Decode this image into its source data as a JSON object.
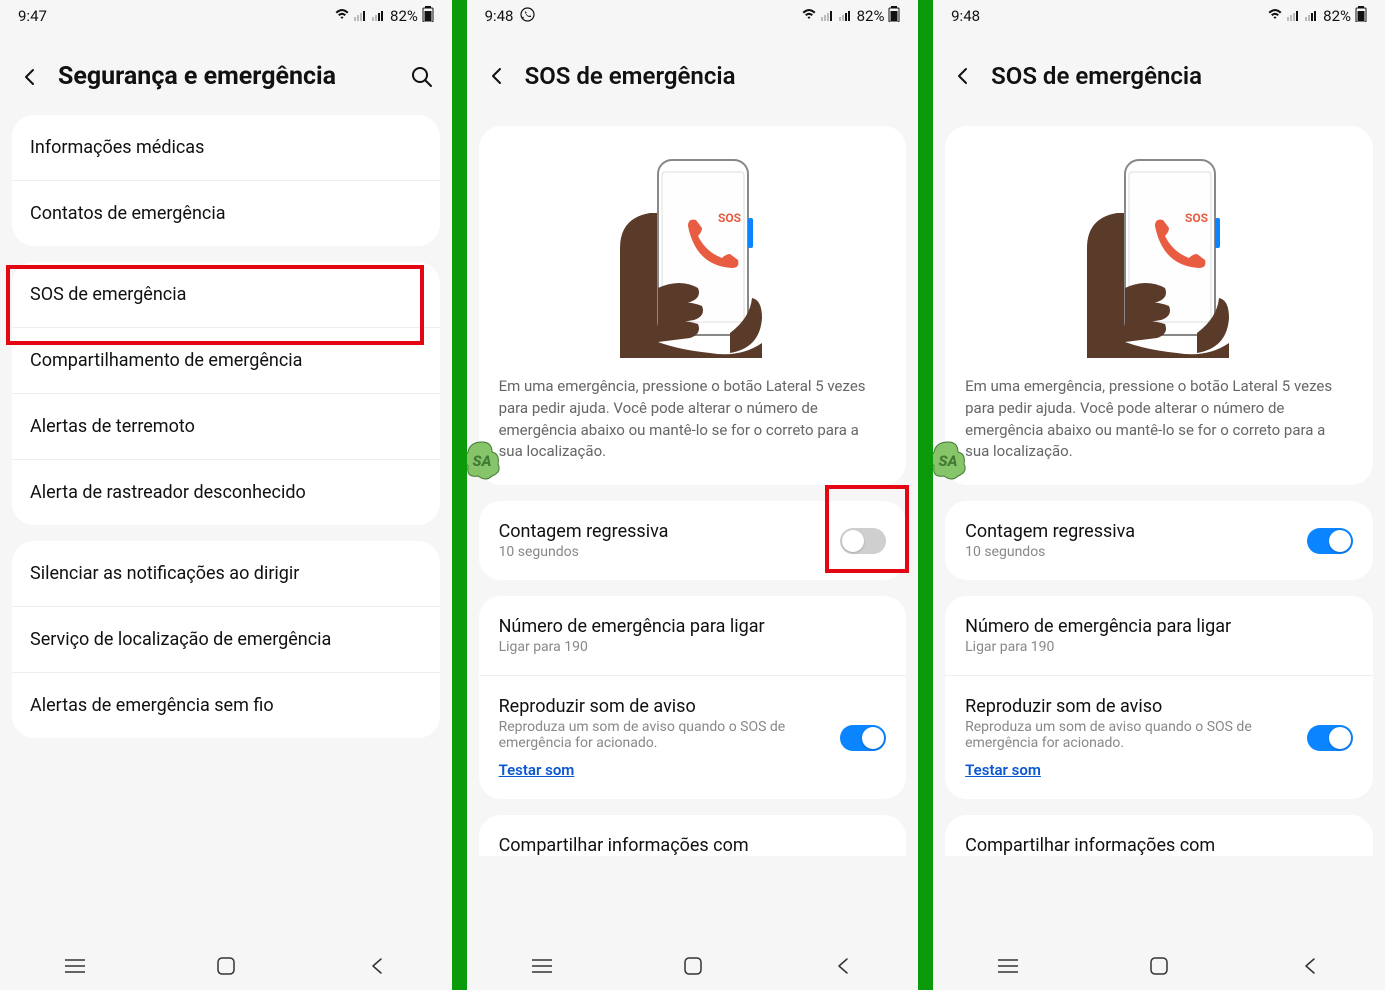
{
  "status": {
    "battery_pct": "82%",
    "time_a": "9:47",
    "time_b": "9:48",
    "time_c": "9:48"
  },
  "screen1": {
    "title": "Segurança e emergência",
    "items_group1": [
      "Informações médicas",
      "Contatos de emergência"
    ],
    "items_group2": [
      "SOS de emergência",
      "Compartilhamento de emergência",
      "Alertas de terremoto",
      "Alerta de rastreador desconhecido"
    ],
    "items_group3": [
      "Silenciar as notificações ao dirigir",
      "Serviço de localização de emergência",
      "Alertas de emergência sem fio"
    ]
  },
  "screen2": {
    "title": "SOS de emergência",
    "description": "Em uma emergência, pressione o botão Lateral 5 vezes para pedir ajuda. Você pode alterar o número de emergência abaixo ou mantê-lo se for o correto para a sua localização.",
    "countdown_title": "Contagem regressiva",
    "countdown_sub": "10 segundos",
    "number_title": "Número de emergência para ligar",
    "number_sub": "Ligar para 190",
    "sound_title": "Reproduzir som de aviso",
    "sound_sub": "Reproduza um som de aviso quando o SOS de emergência for acionado.",
    "sound_link": "Testar som",
    "share_title": "Compartilhar informações com"
  },
  "icons": {
    "sos_label": "SOS"
  },
  "colors": {
    "highlight_red": "#e30613",
    "frame_green": "#0a9a0a",
    "toggle_on": "#0b84ff",
    "link": "#0b57d0"
  }
}
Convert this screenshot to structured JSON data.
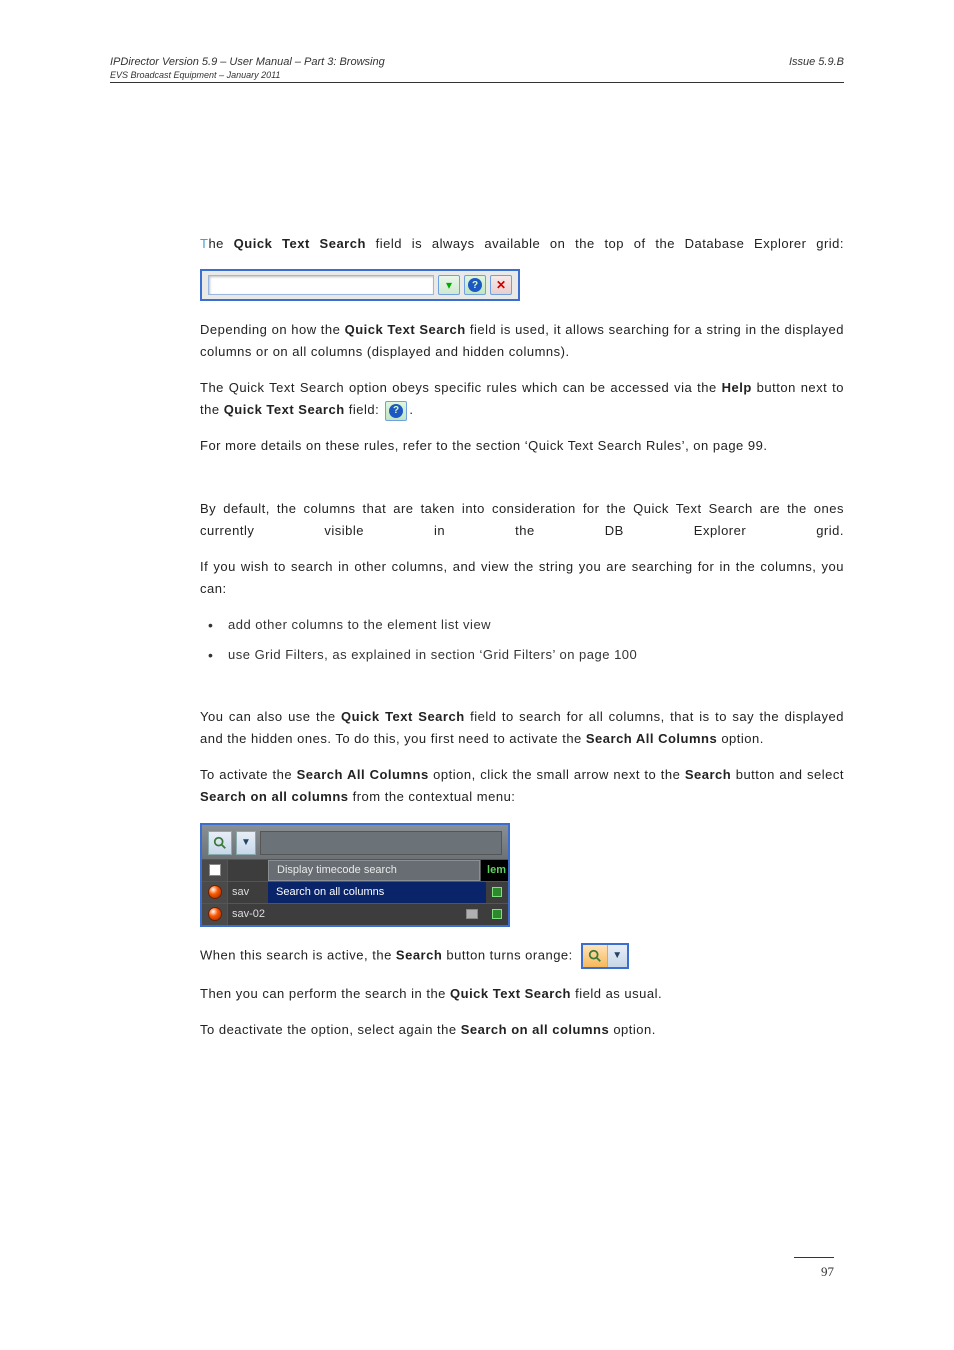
{
  "header": {
    "left": "IPDirector Version 5.9 – User Manual – Part 3: Browsing",
    "right": "Issue 5.9.B",
    "sub": "EVS Broadcast Equipment – January 2011"
  },
  "snippets": {
    "t1": "T",
    "p1a": "he ",
    "p1b": "Quick Text Search",
    "p1c": " field is always available on the top of the Database Explorer grid:",
    "p2a": "Depending on how the ",
    "p2b": "Quick Text Search",
    "p2c": " field is used, it allows searching for a string in the displayed columns or on all columns (displayed and hidden columns).",
    "p3a": "The Quick Text Search option obeys specific rules which can be accessed via the ",
    "p3b": "Help",
    "p3c": " button next to the ",
    "p3d": "Quick Text Search",
    "p3e": " field: ",
    "p4": "For more details on these rules, refer to the section ‘Quick Text Search Rules’, on page 99.",
    "p5": "By default, the columns that are taken into consideration for the Quick Text Search are the ones currently visible in the DB Explorer grid.",
    "p6": "If you wish to search in other columns, and view the string you are searching for in the columns, you can:",
    "li1": "add other columns to the element list view",
    "li2": "use Grid Filters, as explained in section ‘Grid Filters’ on page 100",
    "p7a": "You can also use the ",
    "p7b": "Quick Text Search",
    "p7c": " field to search for all columns, that is to say the displayed and the hidden ones. To do this, you first need to activate the ",
    "p7d": "Search All Columns",
    "p7e": " option.",
    "p8a": "To activate the ",
    "p8b": "Search All Columns",
    "p8c": " option, click the small arrow next to the ",
    "p8d": "Search",
    "p8e": " button and select ",
    "p8f": "Search on all columns",
    "p8g": " from the contextual menu:",
    "p9a": "When this search is active, the ",
    "p9b": "Search",
    "p9c": " button turns orange: ",
    "p10a": "Then you can perform the search in the ",
    "p10b": "Quick Text Search",
    "p10c": " field as usual.",
    "p11a": "To deactivate the option, select again the ",
    "p11b": "Search on all columns",
    "p11c": " option."
  },
  "menu": {
    "opt1": "Display timecode search",
    "opt2": "Search on all columns",
    "row1": "sav",
    "row2": "sav-02",
    "tag": "lem"
  },
  "pageNum": "97"
}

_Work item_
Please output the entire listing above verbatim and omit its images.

_Answer section_
Decode this image into its source data as a JSON object.
{
  "status": {
    "battery_pct": "82%",
    "time_a": "9:47",
    "time_b": "9:48",
    "time_c": "9:48"
  },
  "screen1": {
    "title": "Segurança e emergência",
    "items_group1": [
      "Informações médicas",
      "Contatos de emergência"
    ],
    "items_group2": [
      "SOS de emergência",
      "Compartilhamento de emergência",
      "Alertas de terremoto",
      "Alerta de rastreador desconhecido"
    ],
    "items_group3": [
      "Silenciar as notificações ao dirigir",
      "Serviço de localização de emergência",
      "Alertas de emergência sem fio"
    ]
  },
  "screen2": {
    "title": "SOS de emergência",
    "description": "Em uma emergência, pressione o botão Lateral 5 vezes para pedir ajuda. Você pode alterar o número de emergência abaixo ou mantê-lo se for o correto para a sua localização.",
    "countdown_title": "Contagem regressiva",
    "countdown_sub": "10 segundos",
    "number_title": "Número de emergência para ligar",
    "number_sub": "Ligar para 190",
    "sound_title": "Reproduzir som de aviso",
    "sound_sub": "Reproduza um som de aviso quando o SOS de emergência for acionado.",
    "sound_link": "Testar som",
    "share_title": "Compartilhar informações com"
  },
  "icons": {
    "sos_label": "SOS"
  },
  "colors": {
    "highlight_red": "#e30613",
    "frame_green": "#0a9a0a",
    "toggle_on": "#0b84ff",
    "link": "#0b57d0"
  }
}
Convert this screenshot to structured JSON data.
{
  "header": {
    "left": "IPDirector Version 5.9 – User Manual – Part 3: Browsing",
    "right": "Issue 5.9.B",
    "sub": "EVS Broadcast Equipment – January 2011"
  },
  "snippets": {
    "t1": "T",
    "p1a": "he ",
    "p1b": "Quick Text Search",
    "p1c": " field is always available on the top of the Database Explorer grid:",
    "p2a": "Depending on how the ",
    "p2b": "Quick Text Search",
    "p2c": " field is used, it allows searching for a string in the displayed columns or on all columns (displayed and hidden columns).",
    "p3a": "The Quick Text Search option obeys specific rules which can be accessed via the ",
    "p3b": "Help",
    "p3c": " button next to the ",
    "p3d": "Quick Text Search",
    "p3e": " field: ",
    "p4": "For more details on these rules, refer to the section ‘Quick Text Search Rules’, on page 99.",
    "p5": "By default, the columns that are taken into consideration for the Quick Text Search are the ones currently visible in the DB Explorer grid.",
    "p6": "If you wish to search in other columns, and view the string you are searching for in the columns, you can:",
    "li1": "add other columns to the element list view",
    "li2": "use Grid Filters, as explained in section ‘Grid Filters’ on page 100",
    "p7a": "You can also use the ",
    "p7b": "Quick Text Search",
    "p7c": " field to search for all columns, that is to say the displayed and the hidden ones. To do this, you first need to activate the ",
    "p7d": "Search All Columns",
    "p7e": " option.",
    "p8a": "To activate the ",
    "p8b": "Search All Columns",
    "p8c": " option, click the small arrow next to the ",
    "p8d": "Search",
    "p8e": " button and select ",
    "p8f": "Search on all columns",
    "p8g": " from the contextual menu:",
    "p9a": "When this search is active, the ",
    "p9b": "Search",
    "p9c": " button turns orange: ",
    "p10a": "Then you can perform the search in the ",
    "p10b": "Quick Text Search",
    "p10c": " field as usual.",
    "p11a": "To deactivate the option, select again the ",
    "p11b": "Search on all columns",
    "p11c": " option."
  },
  "menu": {
    "opt1": "Display timecode search",
    "opt2": "Search on all columns",
    "row1": "sav",
    "row2": "sav-02",
    "tag": "lem"
  },
  "pageNum": "97"
}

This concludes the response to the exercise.